* _Exercise brief_
In the listing below, locate the lines that hold "time" and copy them.

* _Input records_
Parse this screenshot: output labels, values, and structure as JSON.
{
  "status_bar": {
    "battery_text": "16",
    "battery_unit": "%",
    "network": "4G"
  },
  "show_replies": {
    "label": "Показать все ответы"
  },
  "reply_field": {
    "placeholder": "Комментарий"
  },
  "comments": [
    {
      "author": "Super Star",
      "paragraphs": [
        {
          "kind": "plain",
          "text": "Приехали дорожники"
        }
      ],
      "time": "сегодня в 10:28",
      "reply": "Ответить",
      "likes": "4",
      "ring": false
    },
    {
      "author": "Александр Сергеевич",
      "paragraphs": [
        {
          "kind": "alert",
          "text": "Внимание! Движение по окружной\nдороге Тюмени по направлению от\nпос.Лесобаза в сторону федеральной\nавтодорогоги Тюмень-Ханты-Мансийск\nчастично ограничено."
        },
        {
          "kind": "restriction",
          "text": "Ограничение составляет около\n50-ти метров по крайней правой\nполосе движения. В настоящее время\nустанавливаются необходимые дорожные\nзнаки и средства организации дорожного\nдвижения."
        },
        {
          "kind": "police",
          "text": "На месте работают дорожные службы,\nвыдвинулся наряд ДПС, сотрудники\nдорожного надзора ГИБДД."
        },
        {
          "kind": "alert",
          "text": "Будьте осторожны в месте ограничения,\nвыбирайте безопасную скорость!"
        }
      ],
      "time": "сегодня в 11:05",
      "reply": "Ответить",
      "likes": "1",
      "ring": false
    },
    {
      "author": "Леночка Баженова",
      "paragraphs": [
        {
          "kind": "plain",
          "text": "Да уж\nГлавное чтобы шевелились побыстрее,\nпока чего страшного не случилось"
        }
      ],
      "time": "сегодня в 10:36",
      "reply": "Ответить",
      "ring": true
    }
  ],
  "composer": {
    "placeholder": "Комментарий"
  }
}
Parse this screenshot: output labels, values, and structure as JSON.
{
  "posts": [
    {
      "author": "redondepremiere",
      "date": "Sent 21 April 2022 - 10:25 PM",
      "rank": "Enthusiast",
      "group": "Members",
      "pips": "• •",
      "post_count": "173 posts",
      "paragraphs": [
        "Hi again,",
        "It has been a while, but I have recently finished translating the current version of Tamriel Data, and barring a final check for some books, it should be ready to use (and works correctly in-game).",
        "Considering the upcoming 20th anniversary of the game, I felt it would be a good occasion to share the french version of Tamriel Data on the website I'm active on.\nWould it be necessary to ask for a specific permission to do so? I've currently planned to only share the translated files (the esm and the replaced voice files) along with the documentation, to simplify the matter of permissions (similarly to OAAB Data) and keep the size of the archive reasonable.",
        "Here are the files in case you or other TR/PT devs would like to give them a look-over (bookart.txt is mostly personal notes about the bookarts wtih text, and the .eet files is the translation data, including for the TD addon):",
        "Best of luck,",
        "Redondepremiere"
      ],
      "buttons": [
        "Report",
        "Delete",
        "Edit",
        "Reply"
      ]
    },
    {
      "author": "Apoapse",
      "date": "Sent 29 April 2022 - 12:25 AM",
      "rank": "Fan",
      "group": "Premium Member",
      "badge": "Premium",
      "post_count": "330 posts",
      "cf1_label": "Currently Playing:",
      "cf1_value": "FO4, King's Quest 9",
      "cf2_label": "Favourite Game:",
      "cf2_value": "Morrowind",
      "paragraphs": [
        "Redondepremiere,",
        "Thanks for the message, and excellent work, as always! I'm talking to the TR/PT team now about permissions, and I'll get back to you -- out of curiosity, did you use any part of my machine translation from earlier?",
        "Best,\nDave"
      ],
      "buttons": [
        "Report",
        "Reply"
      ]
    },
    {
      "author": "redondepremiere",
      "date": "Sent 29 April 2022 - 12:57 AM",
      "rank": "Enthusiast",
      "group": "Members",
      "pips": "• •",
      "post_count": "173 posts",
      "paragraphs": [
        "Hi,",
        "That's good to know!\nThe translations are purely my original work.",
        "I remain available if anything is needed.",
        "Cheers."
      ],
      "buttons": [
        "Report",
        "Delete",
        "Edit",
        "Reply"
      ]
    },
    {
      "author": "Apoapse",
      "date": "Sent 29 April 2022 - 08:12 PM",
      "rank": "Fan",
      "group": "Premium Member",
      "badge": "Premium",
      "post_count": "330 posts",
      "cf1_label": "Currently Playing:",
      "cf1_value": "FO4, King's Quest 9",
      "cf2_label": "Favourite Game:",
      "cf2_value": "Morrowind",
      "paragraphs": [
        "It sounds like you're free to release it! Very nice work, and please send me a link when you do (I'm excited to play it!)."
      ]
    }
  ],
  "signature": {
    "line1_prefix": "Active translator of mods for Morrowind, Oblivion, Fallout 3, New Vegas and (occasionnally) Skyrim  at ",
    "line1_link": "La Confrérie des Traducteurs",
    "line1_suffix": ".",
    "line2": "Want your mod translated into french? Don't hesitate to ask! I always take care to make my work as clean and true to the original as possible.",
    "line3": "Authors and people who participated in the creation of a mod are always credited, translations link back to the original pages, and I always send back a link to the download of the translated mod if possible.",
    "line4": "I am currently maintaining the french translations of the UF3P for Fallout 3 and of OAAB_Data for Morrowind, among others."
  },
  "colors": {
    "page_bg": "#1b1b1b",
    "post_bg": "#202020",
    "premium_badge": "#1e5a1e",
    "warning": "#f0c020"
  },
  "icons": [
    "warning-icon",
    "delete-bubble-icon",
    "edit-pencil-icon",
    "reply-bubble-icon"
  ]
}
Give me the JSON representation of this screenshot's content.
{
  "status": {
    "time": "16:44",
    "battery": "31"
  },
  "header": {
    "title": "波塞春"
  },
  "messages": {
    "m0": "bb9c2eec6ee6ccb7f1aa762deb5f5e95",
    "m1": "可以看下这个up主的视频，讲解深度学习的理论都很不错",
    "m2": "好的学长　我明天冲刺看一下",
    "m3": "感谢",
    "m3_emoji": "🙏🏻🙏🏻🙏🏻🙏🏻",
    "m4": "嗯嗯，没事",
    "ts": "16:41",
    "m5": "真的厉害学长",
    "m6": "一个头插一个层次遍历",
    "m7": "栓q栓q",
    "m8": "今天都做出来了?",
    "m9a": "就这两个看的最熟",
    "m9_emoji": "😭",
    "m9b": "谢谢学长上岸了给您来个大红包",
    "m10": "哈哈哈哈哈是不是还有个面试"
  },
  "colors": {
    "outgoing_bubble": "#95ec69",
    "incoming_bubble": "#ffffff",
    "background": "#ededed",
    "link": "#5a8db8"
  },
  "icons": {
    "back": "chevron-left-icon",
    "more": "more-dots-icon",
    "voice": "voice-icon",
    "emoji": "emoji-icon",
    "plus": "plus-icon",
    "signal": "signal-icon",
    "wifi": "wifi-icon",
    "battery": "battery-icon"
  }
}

* _Answer below_
      "time": "сегодня в 10:28",
      "time": "сегодня в 11:05",
      "time": "сегодня в 10:36",
    "time": "16:44",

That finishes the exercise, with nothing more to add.